The Maori Party has taken advantage of Waitangi Day weekend to tout for votes, taking out an advertisement to call on non-Maori voters to vote for the Maori Party.

The advertisement in the Weekend Herald features an 'open letter' from Maori Party President Tukoroirangi Morgan aimed at non-Maori voters and points out non-Maori on the General role can vote for the Maori Party with their party vote.

"We'd like to take this opportunity to put our case for the votes of ALL New Zealanders who are concerned about the road our country is heading down."

It lists policies, including halting the sale of freehold land to foreigners and instead putting in place a new leasehold system.


The Maori Party traditionally focuses its energies on the Maori seats which it relies on to stay in Parliament, but has long debated whether to stand in more general seats to try to lift its party vote as extra insurance.

In the past, its leaders have said there is support among Pacific and other communities, but some voters were confused about whether they could vote for the Maori Party if on the general role.

This weekend, Morgan is expected to outline a deal with the Mana Party not to stand against each in the Maori seats to reduce the risk of vote splitting.

If the Maori Party does win more seats, Maori Party co-leader Marama Fox, a List MP, could be out unless the party vote lifts significantly or she manages a shock upset in Ikaroa-Rawhiti and unseats Labour.

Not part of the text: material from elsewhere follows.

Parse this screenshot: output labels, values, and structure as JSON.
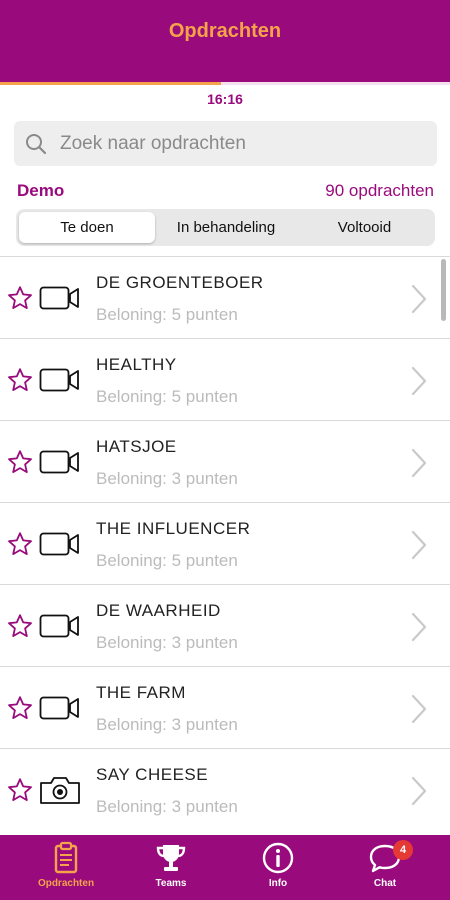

It caps off a week in which the Maori Party lost one of its highest profile potential candidates, broadcaster and former MP Willie Jackson, to Labour. Jackson was poached by Little and is expecting a good place on Labour's list - potentially a safer route to Parliament than an electorate battle with the Maori Party.

The advertisement says the Maori Party can work with whichever party is in Government and also urged Maori voters to ensure a separate Maori party was in Parliament.

​However, Labour Party leader Andrew Little this week attacked the Maori Party, saying it was "in a state of virtual collapse" and all but dismissing any chance he would ask the Maori Party to be part of a future Labour government. He said that was because they had been part of the National Government.

Morgan said Little's "trash talk" and approach to Jackson showed Little was desperate.


"The issue that he should be more concerned about is whether or not he will continue to have the loyalty of his Maori caucus, because I would have thought this was a direct slap in the face to those people who have been loyal to Labour and been there in the trenches."

He said the Maori Party did have high calibre candidates in the wing and was confident it would win the Maori seats.